• **EXERCISE DIRECTIONS**: Repeat the records in full and exactly, omitting pictures.
>>>>
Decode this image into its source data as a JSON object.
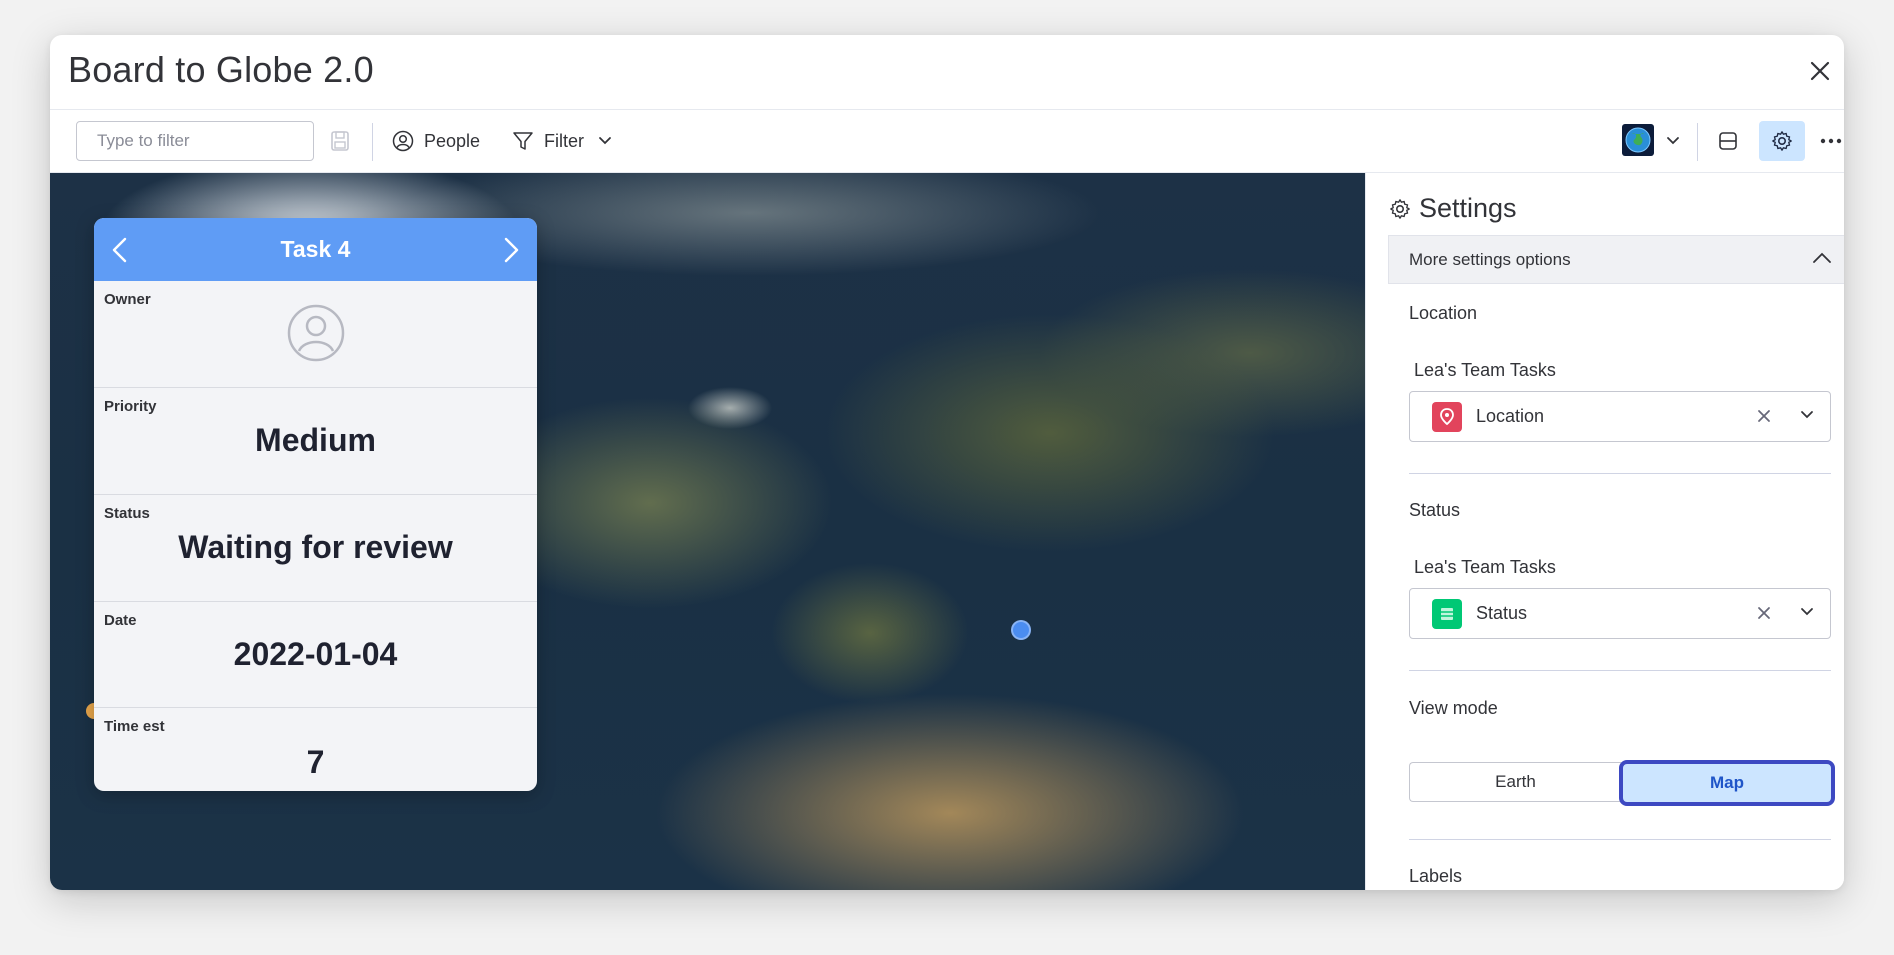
{
  "window": {
    "title": "Board to Globe 2.0"
  },
  "toolbar": {
    "search_placeholder": "Type to filter",
    "people_label": "People",
    "filter_label": "Filter"
  },
  "card": {
    "title": "Task 4",
    "rows": [
      {
        "label": "Owner",
        "value": ""
      },
      {
        "label": "Priority",
        "value": "Medium"
      },
      {
        "label": "Status",
        "value": "Waiting for review"
      },
      {
        "label": "Date",
        "value": "2022-01-04"
      },
      {
        "label": "Time est",
        "value": "7"
      }
    ]
  },
  "settings": {
    "title": "Settings",
    "more_options": "More settings options",
    "location": {
      "section": "Location",
      "board": "Lea's Team Tasks",
      "column": "Location",
      "icon_color": "#e2445c"
    },
    "status": {
      "section": "Status",
      "board": "Lea's Team Tasks",
      "column": "Status",
      "icon_color": "#00c875"
    },
    "view_mode": {
      "section": "View mode",
      "options": [
        "Earth",
        "Map"
      ],
      "selected": "Map"
    },
    "labels_section": "Labels"
  },
  "colors": {
    "accent": "#5f9cf5",
    "selected_toggle_bg": "#cce5ff",
    "selected_toggle_border": "#3d49c2"
  }
}
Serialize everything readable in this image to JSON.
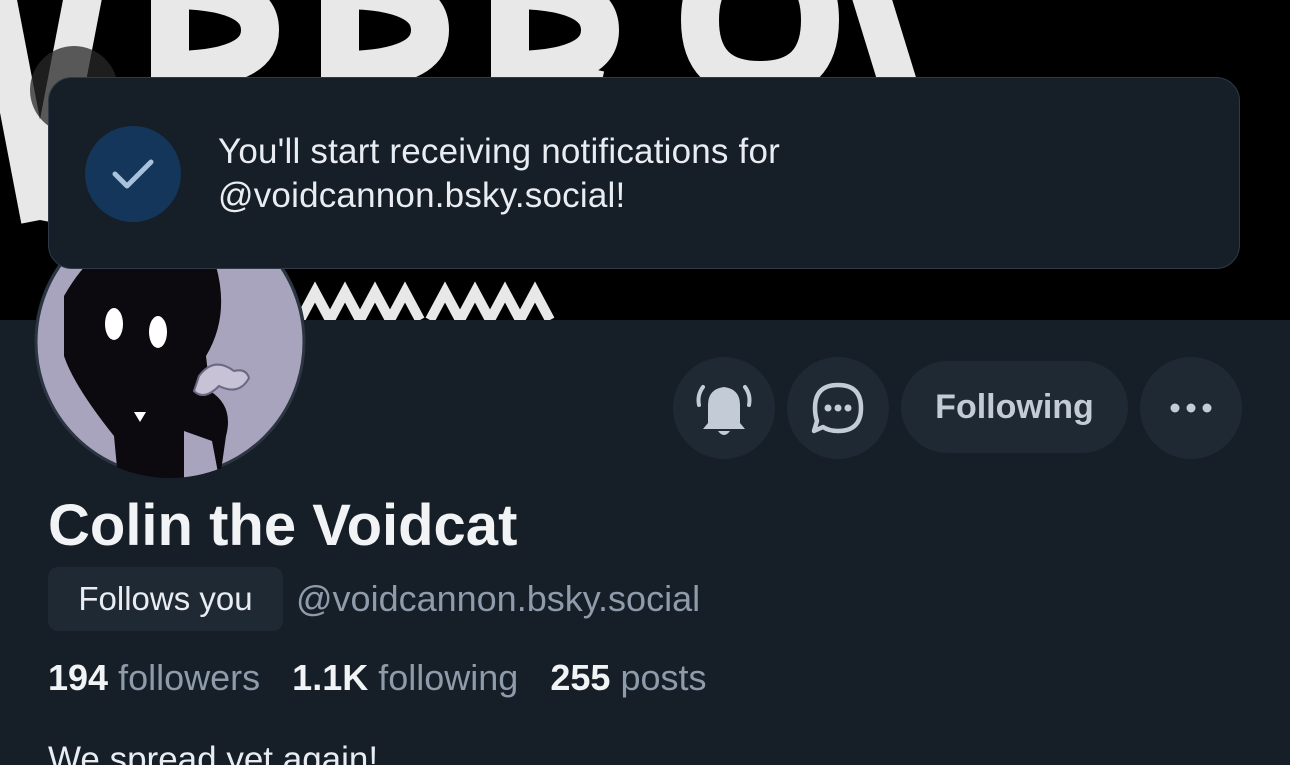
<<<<
• **WRITTEN RESPONSE**:
Decode this image into its source data as a JSON object.
{
  "window": {
    "title": "Board to Globe 2.0"
  },
  "toolbar": {
    "search_placeholder": "Type to filter",
    "people_label": "People",
    "filter_label": "Filter"
  },
  "card": {
    "title": "Task 4",
    "rows": [
      {
        "label": "Owner",
        "value": ""
      },
      {
        "label": "Priority",
        "value": "Medium"
      },
      {
        "label": "Status",
        "value": "Waiting for review"
      },
      {
        "label": "Date",
        "value": "2022-01-04"
      },
      {
        "label": "Time est",
        "value": "7"
      }
    ]
  },
  "settings": {
    "title": "Settings",
    "more_options": "More settings options",
    "location": {
      "section": "Location",
      "board": "Lea's Team Tasks",
      "column": "Location",
      "icon_color": "#e2445c"
    },
    "status": {
      "section": "Status",
      "board": "Lea's Team Tasks",
      "column": "Status",
      "icon_color": "#00c875"
    },
    "view_mode": {
      "section": "View mode",
      "options": [
        "Earth",
        "Map"
      ],
      "selected": "Map"
    },
    "labels_section": "Labels"
  },
  "colors": {
    "accent": "#5f9cf5",
    "selected_toggle_bg": "#cce5ff",
    "selected_toggle_border": "#3d49c2"
  }
}
Serialize everything readable in this image to JSON.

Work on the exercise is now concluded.